## Task to carry out
The result should be every line that contains the word "handle", taken from the material.

## Task data
Content starts

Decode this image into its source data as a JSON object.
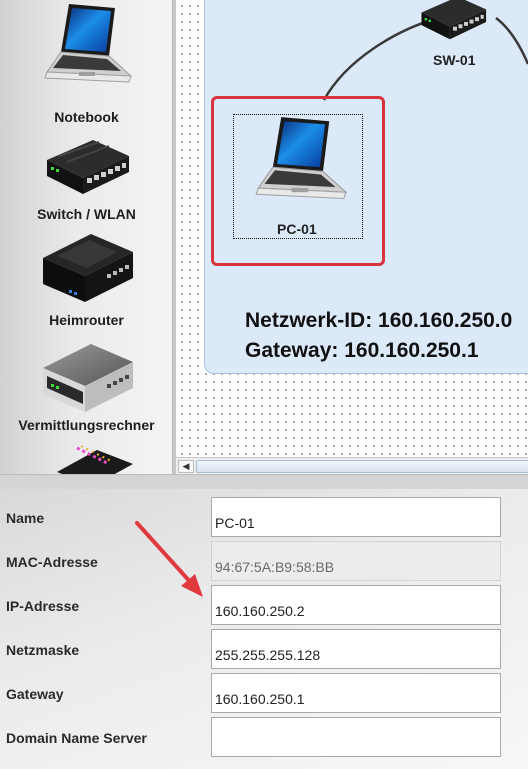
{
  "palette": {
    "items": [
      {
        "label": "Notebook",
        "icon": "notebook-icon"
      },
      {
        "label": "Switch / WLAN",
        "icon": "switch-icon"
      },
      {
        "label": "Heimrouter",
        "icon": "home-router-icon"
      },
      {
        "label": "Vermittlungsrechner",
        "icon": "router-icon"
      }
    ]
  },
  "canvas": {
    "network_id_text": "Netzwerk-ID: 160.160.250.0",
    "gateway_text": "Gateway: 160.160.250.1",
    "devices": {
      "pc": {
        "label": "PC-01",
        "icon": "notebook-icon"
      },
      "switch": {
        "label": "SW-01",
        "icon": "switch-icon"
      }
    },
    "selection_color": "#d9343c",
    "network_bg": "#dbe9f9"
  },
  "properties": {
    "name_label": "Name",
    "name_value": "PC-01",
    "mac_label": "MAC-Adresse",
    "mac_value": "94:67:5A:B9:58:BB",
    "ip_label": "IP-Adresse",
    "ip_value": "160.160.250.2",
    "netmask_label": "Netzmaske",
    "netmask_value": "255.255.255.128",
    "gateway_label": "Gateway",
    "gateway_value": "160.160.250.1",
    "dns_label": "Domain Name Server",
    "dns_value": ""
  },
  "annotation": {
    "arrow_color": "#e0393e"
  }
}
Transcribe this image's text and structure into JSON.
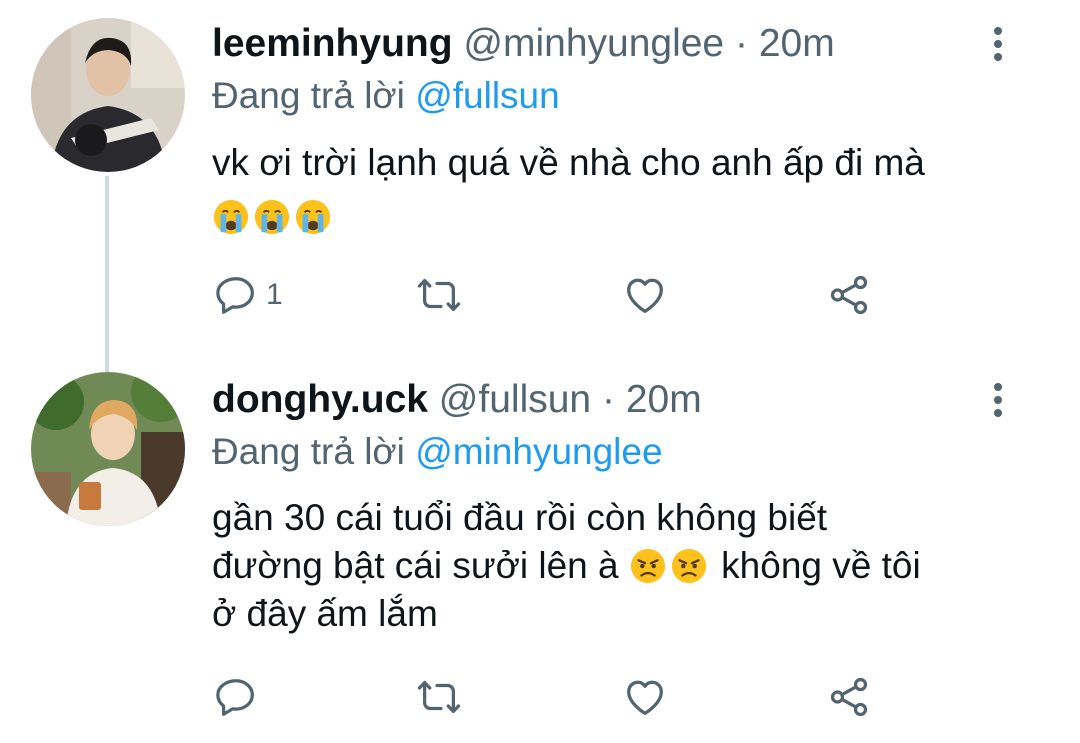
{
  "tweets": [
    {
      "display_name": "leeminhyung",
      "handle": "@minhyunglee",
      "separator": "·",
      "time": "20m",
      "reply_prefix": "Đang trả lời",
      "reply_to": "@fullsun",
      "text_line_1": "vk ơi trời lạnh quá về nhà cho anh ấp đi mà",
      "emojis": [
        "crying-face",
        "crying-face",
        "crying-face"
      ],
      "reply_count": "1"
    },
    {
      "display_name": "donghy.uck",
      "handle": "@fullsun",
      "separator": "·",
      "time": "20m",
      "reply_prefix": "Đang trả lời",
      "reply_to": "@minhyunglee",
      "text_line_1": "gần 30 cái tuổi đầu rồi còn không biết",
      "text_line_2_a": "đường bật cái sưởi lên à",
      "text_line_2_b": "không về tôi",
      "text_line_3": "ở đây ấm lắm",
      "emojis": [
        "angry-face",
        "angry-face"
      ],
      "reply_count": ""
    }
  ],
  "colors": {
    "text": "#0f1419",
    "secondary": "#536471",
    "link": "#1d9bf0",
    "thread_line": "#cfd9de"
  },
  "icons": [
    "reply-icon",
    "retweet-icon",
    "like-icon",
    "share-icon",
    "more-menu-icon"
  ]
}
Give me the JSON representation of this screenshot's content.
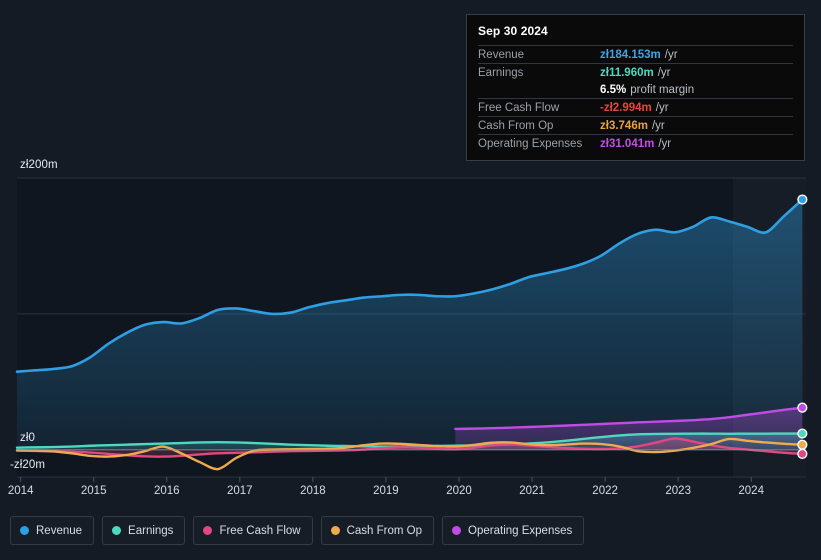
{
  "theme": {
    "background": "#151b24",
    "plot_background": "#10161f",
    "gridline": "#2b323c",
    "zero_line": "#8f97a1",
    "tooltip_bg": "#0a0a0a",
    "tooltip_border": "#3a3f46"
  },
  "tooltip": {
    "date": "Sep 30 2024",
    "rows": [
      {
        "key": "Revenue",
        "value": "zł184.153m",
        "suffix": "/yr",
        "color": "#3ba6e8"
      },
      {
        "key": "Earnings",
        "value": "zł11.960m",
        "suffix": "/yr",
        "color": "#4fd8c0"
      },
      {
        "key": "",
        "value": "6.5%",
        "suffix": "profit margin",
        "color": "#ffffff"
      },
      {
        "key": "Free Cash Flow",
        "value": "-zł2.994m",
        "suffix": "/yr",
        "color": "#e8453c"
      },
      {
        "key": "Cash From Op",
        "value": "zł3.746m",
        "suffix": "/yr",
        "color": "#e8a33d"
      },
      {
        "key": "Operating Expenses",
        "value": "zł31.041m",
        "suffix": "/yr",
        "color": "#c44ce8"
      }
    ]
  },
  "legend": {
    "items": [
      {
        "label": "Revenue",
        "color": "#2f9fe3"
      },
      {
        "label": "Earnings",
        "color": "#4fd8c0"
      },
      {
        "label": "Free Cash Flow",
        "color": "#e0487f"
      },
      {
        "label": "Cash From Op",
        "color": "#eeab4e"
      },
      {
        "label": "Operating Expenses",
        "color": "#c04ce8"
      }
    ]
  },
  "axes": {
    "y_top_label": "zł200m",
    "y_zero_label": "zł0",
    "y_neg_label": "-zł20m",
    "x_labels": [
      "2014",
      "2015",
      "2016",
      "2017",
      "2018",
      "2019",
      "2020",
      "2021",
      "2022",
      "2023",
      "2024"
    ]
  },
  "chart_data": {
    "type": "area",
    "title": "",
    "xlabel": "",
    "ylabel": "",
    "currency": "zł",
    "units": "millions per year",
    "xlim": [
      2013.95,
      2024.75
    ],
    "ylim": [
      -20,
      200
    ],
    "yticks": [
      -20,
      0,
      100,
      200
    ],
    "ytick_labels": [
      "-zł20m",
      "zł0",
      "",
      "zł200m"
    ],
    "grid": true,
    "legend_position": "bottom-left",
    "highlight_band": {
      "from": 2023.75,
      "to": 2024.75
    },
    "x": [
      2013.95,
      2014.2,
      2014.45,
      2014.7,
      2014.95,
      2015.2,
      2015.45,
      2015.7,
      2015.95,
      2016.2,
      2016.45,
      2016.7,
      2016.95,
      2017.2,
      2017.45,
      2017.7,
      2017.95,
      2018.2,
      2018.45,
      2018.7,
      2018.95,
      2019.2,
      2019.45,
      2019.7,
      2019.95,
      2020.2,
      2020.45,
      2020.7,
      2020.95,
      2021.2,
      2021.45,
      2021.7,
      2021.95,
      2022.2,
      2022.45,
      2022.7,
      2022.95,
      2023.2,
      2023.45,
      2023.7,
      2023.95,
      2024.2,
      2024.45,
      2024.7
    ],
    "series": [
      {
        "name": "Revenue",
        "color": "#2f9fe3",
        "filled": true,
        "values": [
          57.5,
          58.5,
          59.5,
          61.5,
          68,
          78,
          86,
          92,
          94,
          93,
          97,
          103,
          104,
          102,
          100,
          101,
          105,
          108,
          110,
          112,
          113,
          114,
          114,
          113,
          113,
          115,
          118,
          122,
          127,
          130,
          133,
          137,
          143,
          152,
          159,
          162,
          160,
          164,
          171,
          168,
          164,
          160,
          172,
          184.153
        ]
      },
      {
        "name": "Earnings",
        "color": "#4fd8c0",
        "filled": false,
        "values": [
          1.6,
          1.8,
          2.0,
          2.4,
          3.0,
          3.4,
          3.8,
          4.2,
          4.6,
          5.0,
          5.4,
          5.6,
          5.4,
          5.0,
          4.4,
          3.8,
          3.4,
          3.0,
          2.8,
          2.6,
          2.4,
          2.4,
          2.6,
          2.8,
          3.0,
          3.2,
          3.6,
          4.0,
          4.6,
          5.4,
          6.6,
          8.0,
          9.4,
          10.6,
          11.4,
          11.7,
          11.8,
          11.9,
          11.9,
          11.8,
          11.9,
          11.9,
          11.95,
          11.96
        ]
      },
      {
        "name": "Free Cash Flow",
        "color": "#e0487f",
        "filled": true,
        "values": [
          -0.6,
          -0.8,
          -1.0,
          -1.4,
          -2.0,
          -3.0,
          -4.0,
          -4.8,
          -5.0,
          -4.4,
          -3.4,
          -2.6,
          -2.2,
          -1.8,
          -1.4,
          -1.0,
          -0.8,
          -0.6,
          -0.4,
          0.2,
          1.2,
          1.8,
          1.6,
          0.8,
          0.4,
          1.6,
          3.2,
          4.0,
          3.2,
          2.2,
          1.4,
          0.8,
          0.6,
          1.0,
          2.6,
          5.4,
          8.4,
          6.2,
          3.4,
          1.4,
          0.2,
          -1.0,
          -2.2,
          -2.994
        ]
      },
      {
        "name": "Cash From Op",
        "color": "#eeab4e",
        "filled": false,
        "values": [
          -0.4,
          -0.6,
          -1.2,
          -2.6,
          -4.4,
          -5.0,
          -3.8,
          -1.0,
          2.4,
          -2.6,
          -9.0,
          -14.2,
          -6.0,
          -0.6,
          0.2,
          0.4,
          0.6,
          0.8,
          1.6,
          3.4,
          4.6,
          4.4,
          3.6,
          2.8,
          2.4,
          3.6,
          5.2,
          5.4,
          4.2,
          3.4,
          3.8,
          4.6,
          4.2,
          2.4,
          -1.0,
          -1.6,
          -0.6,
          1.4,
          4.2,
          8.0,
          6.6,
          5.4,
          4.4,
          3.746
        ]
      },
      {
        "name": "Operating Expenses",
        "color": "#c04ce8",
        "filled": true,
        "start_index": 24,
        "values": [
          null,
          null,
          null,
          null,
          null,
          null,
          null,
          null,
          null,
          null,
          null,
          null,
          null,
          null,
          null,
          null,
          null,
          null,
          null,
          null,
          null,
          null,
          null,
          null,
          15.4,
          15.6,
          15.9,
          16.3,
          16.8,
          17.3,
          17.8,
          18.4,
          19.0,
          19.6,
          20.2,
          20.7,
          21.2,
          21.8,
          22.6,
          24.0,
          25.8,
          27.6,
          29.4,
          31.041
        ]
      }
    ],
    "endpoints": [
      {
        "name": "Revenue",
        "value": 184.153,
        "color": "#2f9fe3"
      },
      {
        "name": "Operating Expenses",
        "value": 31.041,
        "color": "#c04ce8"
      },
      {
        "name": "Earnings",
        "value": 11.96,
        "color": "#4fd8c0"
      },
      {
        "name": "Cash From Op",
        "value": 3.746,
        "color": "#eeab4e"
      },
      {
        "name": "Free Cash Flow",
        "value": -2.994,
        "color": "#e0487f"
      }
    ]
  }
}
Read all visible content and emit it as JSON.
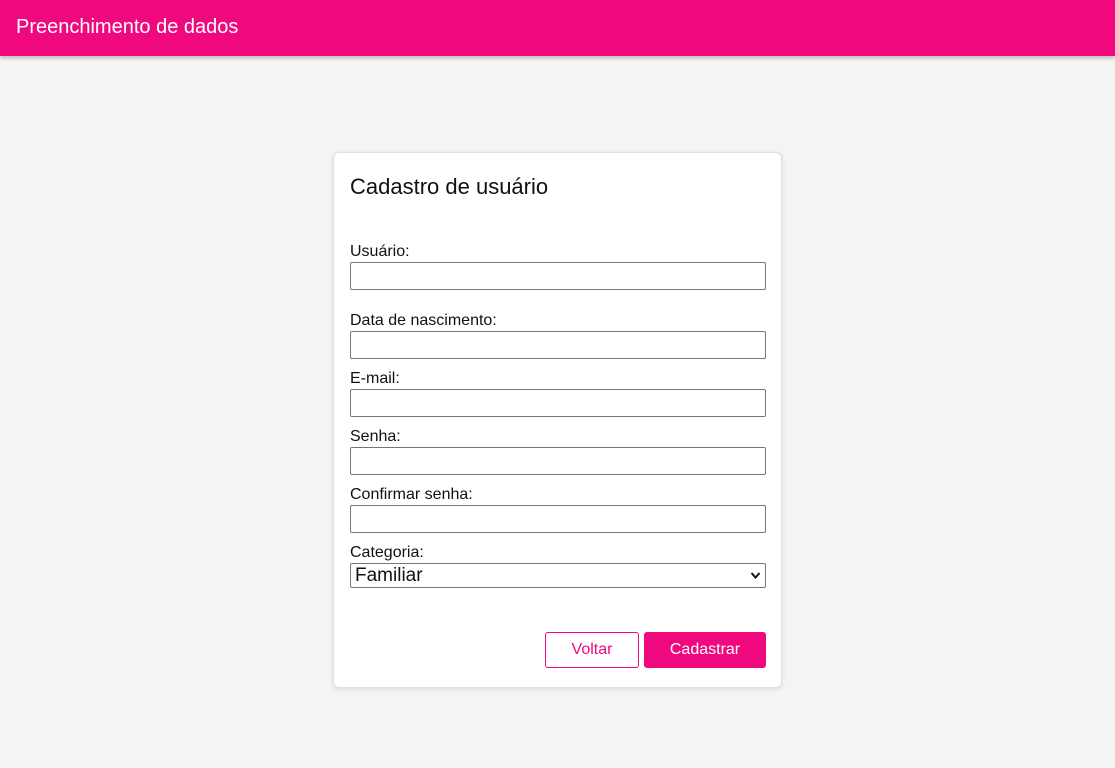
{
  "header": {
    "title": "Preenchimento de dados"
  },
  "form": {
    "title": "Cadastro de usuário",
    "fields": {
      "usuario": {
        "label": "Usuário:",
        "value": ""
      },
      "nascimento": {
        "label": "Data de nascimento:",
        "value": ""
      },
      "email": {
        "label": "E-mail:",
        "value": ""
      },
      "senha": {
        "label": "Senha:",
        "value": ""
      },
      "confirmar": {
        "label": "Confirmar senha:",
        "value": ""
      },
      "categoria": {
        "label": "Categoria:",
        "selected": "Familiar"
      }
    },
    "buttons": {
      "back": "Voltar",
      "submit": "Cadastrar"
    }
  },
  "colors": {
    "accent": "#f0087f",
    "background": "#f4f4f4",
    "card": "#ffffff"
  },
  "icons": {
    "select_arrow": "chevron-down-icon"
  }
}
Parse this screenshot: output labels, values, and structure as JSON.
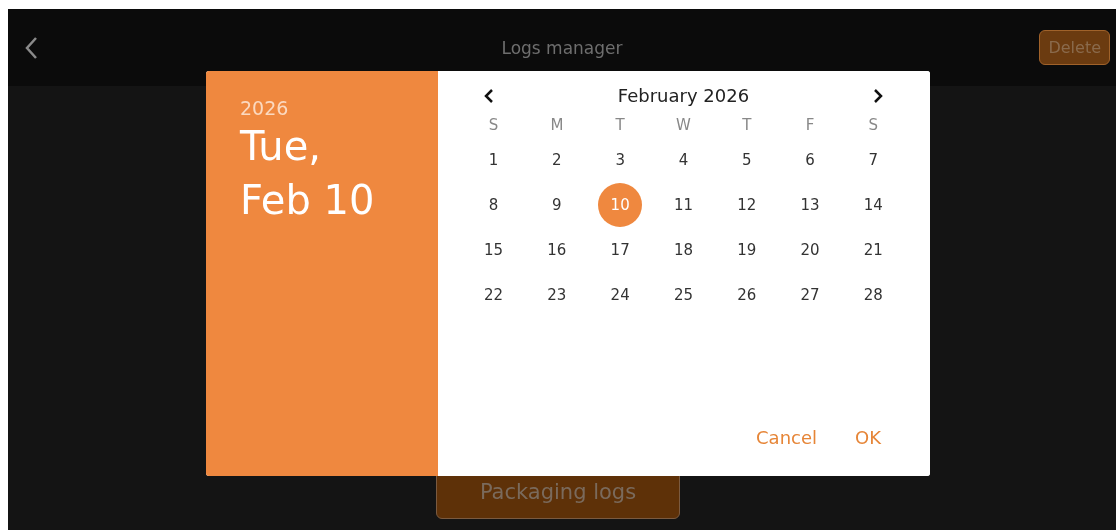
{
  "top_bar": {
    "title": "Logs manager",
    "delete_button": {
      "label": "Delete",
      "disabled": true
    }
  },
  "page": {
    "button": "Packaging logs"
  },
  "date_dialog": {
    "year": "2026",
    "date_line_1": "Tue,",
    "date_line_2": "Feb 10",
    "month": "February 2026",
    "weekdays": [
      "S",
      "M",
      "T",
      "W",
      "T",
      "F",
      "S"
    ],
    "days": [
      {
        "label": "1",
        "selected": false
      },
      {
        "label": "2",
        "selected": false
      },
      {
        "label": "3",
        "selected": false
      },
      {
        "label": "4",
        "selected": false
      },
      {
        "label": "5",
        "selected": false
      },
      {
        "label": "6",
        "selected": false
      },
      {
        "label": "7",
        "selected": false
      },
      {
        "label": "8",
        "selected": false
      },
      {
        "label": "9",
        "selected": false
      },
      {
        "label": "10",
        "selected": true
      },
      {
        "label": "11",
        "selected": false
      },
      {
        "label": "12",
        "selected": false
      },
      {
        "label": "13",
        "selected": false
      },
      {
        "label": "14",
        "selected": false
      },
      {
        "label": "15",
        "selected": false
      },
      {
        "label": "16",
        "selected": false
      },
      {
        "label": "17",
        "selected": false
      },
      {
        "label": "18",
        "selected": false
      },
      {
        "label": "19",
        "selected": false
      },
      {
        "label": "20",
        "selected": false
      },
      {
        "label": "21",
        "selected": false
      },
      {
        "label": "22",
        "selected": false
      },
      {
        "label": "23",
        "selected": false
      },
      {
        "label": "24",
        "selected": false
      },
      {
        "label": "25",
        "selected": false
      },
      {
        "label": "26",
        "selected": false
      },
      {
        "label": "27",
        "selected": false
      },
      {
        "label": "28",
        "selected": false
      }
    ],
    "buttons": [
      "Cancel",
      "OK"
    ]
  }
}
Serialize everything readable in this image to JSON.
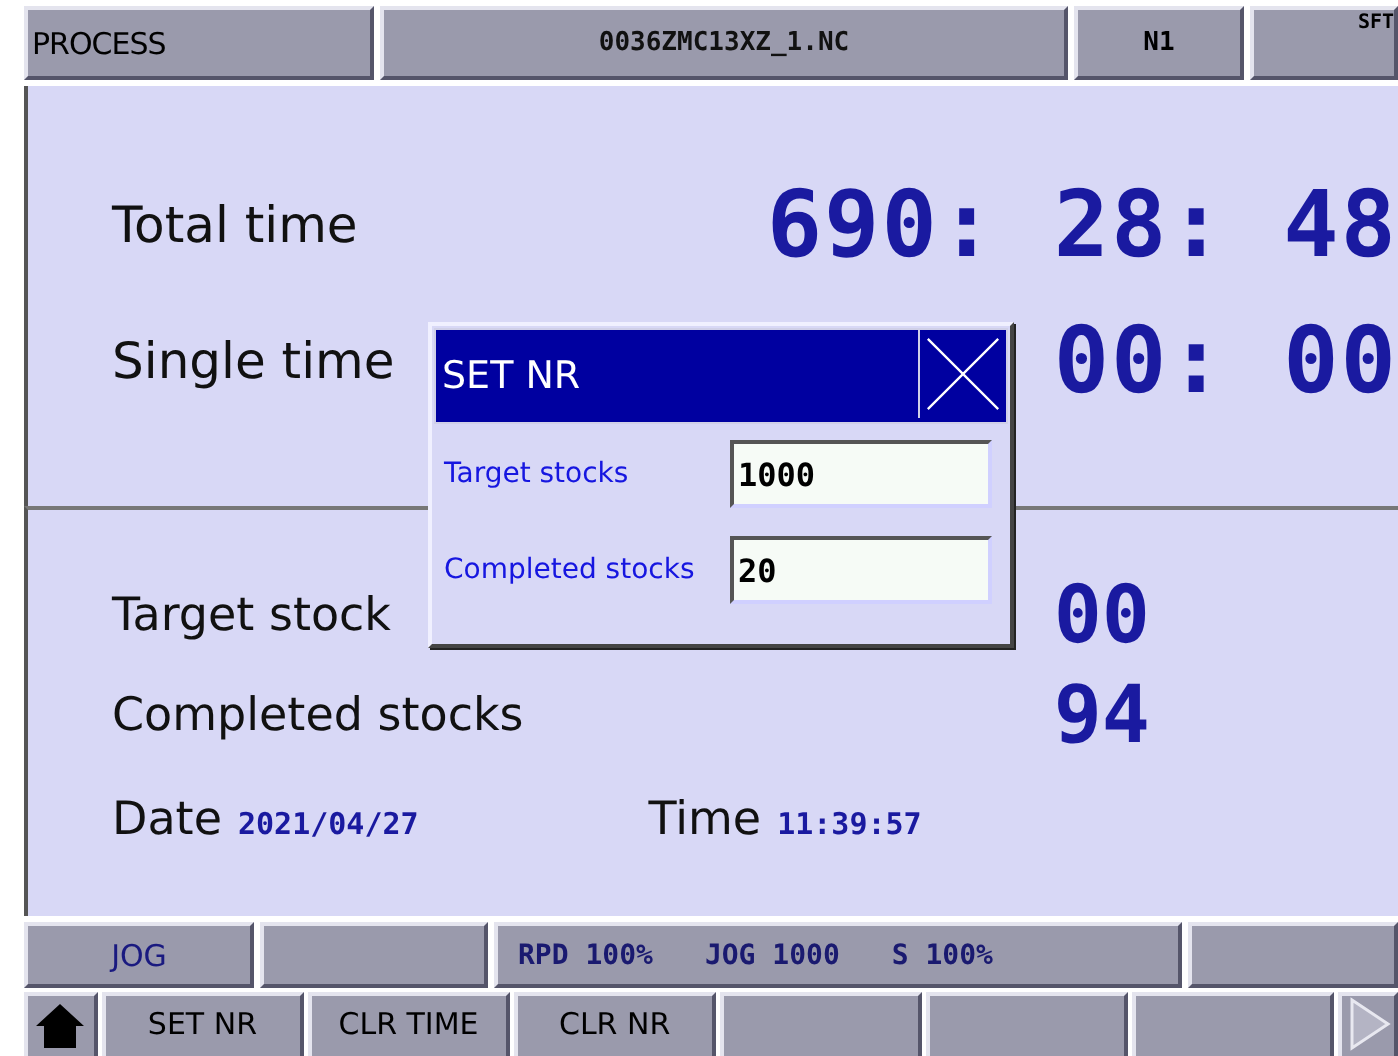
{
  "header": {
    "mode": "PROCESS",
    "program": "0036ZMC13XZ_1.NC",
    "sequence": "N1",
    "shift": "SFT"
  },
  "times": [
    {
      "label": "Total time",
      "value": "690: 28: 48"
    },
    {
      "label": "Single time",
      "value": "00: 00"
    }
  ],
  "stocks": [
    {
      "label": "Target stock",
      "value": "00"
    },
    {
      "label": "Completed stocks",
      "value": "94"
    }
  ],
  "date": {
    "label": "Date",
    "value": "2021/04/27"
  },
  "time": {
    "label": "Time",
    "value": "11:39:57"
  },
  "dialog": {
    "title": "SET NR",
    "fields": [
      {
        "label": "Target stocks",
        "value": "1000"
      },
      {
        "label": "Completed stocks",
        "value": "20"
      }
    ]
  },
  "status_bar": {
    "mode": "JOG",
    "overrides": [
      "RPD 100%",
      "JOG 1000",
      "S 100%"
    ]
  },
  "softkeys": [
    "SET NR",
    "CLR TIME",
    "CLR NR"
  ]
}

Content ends

## Solution
      "handle": "@minhyunglee",
      "handle": "@fullsun",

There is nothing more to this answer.